Minor rebellion

My friends at Grape and Bean have won a small victory against the strict code regulations in Alexandria, VA and made it into USA Today for their troubles:

When David Gwathmey and his wife opened their coffee and wine bar in Alexandria, Va.’s “Old Town” section, he defied a ban on sidewalk signs to try to steer customers their way. Now that the city has eased its restriction, what Gwathmey did surreptitiously, he can do in the daylight.
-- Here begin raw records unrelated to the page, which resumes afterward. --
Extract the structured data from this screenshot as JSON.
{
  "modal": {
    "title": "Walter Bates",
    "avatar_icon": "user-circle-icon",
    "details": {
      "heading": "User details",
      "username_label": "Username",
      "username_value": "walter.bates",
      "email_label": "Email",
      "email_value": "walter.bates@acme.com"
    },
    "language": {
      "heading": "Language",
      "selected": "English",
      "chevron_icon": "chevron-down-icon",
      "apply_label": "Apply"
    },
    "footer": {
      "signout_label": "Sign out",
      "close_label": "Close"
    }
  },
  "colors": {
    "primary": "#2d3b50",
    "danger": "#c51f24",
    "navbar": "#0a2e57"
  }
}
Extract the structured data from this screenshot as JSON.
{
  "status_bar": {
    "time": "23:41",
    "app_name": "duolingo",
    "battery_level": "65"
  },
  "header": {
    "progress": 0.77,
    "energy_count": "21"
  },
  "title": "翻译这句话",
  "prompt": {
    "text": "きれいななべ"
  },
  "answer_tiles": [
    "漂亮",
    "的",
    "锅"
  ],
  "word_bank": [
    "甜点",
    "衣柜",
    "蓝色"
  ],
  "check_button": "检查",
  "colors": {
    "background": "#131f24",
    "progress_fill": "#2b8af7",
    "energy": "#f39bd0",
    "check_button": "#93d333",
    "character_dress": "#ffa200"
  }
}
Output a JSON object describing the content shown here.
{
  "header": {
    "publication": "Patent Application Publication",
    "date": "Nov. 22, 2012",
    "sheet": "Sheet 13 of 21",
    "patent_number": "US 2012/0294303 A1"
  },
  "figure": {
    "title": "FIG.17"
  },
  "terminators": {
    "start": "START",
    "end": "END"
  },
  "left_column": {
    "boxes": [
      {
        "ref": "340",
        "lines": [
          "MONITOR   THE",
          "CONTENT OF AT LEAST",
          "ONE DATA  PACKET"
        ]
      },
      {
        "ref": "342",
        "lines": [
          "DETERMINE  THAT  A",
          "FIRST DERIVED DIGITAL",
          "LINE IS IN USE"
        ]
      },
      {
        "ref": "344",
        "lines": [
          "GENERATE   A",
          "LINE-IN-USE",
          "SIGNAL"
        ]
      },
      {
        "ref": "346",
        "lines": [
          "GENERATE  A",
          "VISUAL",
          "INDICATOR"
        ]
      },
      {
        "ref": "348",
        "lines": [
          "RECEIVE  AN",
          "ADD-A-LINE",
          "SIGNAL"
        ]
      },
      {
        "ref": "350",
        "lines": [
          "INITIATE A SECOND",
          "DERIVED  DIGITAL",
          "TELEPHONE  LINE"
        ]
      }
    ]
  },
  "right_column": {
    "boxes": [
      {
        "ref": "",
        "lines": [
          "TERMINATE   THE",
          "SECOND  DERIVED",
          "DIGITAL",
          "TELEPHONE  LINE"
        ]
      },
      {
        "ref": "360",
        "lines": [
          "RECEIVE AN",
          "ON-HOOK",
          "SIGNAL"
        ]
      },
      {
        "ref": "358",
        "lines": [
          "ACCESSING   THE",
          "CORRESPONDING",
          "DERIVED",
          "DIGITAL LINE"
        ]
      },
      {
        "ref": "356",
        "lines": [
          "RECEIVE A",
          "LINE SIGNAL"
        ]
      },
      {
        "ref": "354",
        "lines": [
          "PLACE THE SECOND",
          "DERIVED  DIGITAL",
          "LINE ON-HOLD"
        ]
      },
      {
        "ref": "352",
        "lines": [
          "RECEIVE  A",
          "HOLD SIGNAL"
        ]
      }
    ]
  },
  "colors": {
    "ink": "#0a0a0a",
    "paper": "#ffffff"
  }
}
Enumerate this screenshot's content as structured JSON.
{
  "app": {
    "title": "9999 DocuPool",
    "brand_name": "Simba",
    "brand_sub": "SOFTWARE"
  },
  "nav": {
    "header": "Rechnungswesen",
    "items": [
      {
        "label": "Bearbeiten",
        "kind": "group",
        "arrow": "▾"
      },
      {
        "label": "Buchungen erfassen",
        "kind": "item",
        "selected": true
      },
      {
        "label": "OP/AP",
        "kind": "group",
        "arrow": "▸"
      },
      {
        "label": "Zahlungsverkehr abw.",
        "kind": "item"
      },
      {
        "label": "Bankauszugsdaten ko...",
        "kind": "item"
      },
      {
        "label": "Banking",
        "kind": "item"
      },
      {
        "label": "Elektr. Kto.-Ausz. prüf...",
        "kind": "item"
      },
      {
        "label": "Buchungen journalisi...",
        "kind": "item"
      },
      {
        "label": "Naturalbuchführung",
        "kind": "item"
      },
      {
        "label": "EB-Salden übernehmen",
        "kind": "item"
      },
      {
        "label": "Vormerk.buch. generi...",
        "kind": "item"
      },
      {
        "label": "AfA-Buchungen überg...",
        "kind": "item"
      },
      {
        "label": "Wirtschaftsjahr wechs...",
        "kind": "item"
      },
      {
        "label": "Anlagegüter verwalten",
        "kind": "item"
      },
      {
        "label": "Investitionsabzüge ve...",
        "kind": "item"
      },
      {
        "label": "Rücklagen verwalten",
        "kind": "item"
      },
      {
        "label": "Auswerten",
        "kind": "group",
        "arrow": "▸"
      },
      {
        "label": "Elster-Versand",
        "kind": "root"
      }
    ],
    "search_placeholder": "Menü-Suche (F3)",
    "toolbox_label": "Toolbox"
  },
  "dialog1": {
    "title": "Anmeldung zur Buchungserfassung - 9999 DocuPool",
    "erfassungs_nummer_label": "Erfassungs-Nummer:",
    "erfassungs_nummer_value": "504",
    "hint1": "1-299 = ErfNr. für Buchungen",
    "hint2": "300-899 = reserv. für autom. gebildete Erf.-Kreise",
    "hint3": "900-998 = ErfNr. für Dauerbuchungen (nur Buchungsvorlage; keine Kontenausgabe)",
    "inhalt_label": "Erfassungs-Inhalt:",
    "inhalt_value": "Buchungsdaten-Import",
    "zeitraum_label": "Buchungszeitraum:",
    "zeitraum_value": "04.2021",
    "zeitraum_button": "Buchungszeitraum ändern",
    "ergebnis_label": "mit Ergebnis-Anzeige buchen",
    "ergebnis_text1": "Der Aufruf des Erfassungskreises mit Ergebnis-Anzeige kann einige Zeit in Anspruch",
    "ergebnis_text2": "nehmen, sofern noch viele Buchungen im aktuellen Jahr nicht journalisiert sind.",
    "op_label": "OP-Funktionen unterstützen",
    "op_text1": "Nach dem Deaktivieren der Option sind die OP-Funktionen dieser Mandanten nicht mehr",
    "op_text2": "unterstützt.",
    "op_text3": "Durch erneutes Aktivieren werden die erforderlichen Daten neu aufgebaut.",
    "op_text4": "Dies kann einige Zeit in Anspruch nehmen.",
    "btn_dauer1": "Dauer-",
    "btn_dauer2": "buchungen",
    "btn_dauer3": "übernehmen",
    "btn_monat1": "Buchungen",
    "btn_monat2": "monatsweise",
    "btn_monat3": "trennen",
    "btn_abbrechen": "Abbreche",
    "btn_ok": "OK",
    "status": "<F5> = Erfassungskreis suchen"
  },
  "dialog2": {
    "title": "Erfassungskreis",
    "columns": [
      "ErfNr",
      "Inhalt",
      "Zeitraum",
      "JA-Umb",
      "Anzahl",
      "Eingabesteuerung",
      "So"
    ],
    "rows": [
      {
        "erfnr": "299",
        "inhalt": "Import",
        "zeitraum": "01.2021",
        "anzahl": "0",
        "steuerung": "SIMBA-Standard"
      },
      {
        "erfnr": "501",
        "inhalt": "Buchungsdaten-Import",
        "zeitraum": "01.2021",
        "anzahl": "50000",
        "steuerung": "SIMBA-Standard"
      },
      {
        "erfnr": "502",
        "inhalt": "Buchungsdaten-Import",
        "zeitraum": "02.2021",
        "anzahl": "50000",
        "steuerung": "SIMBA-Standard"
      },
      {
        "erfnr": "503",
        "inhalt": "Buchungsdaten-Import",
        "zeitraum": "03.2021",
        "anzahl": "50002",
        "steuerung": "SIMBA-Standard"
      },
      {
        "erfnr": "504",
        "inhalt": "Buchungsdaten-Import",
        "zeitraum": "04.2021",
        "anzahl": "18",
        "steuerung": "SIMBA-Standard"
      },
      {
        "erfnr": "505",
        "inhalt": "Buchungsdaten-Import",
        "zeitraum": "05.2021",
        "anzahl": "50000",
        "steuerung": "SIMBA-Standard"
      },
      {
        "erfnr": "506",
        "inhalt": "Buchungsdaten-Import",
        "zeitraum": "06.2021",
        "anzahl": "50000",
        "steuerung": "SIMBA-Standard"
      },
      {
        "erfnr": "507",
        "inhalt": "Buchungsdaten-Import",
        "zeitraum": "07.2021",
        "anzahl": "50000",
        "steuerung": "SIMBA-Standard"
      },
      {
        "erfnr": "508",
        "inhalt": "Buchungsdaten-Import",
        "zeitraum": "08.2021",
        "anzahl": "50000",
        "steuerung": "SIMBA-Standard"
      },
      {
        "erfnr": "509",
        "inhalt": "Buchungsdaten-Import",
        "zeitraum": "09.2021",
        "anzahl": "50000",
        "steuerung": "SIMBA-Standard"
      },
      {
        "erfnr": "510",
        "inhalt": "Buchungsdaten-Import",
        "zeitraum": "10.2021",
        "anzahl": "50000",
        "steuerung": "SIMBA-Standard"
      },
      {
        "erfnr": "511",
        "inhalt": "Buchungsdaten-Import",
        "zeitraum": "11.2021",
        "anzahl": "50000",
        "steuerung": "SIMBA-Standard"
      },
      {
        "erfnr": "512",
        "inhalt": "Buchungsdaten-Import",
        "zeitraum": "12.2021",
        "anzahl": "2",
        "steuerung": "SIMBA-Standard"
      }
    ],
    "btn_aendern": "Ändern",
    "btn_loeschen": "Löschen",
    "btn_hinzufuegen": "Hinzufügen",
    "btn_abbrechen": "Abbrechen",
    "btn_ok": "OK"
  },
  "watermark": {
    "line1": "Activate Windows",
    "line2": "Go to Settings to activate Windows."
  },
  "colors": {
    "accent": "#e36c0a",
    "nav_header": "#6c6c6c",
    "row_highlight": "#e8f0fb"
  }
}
Already, he has seen the difference.

“It definitely drives foot traffic,” says Gwathmey, 38, noting that the sign may have boosted the number of weekend visitors to his shop, Grape + Bean, by 20%. “This is a very strong statement and action that supports (the city’s) claim to want to support small businesses.”

Alexandria is one of several communities that have lifted or are considering loosening restrictions on sidewalk signs and banners to help shore up businesses struggling to survive a recession that has slowed consumer spending and depleted municipal tax revenue.

Grape and Bean is one block off the main strip of King St. in Alexandria, so it was easy to miss without the sidewalk sign. Check them out if you’re in the area.


2 thoughts on “Minor rebellion”

  1. Wouldn’t the increase in business be attributable to the fact that this store was the ONLY store with a sidewalk sign (since they were illegal)? When every story has a sidewalk sign, won’t this store be lost in the crowd, just like it was before?

    What increased traffic was the fact that this store stood out from the others, not the mere fact that it had a sidewalk sign. At least, that’s my guess based on no real information.

  2. My own opinion is also based on limited information, but my own view is that we were limited by our ability to let people know we existed in the first place. We had a Clover brewing machine and Counter Culture Coffee. We were one of a few businesses around Arlington that offered either of these things, and the only one that offered both.

Comments are closed.